PROBLEM REQUIREMENTS — Show, from the records below, all lines that contain the word "przedszkola".

(SOURCE RECORDS Opens)

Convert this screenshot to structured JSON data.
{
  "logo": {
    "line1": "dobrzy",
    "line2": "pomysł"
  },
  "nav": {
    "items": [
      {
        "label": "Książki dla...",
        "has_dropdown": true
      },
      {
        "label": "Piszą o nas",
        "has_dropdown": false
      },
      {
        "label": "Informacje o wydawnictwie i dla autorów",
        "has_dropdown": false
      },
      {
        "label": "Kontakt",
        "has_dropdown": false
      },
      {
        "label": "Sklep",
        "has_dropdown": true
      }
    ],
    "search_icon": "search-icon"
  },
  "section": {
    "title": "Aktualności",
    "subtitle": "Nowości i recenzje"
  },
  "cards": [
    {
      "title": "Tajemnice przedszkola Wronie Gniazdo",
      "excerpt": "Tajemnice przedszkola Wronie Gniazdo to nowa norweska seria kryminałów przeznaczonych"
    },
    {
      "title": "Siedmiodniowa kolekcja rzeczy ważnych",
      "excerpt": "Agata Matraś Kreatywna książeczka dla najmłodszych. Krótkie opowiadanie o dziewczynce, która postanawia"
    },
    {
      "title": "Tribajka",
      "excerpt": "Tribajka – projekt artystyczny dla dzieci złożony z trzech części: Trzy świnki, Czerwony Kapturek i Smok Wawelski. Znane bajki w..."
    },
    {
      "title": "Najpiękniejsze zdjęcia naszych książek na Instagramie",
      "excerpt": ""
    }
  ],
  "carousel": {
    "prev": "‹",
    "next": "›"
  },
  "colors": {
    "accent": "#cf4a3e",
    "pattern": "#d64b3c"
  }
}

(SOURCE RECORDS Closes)

OUTPUT BELOW —
      "title": "Tajemnice przedszkola Wronie Gniazdo",
      "excerpt": "Tajemnice przedszkola Wronie Gniazdo to nowa norweska seria kryminałów przeznaczonych"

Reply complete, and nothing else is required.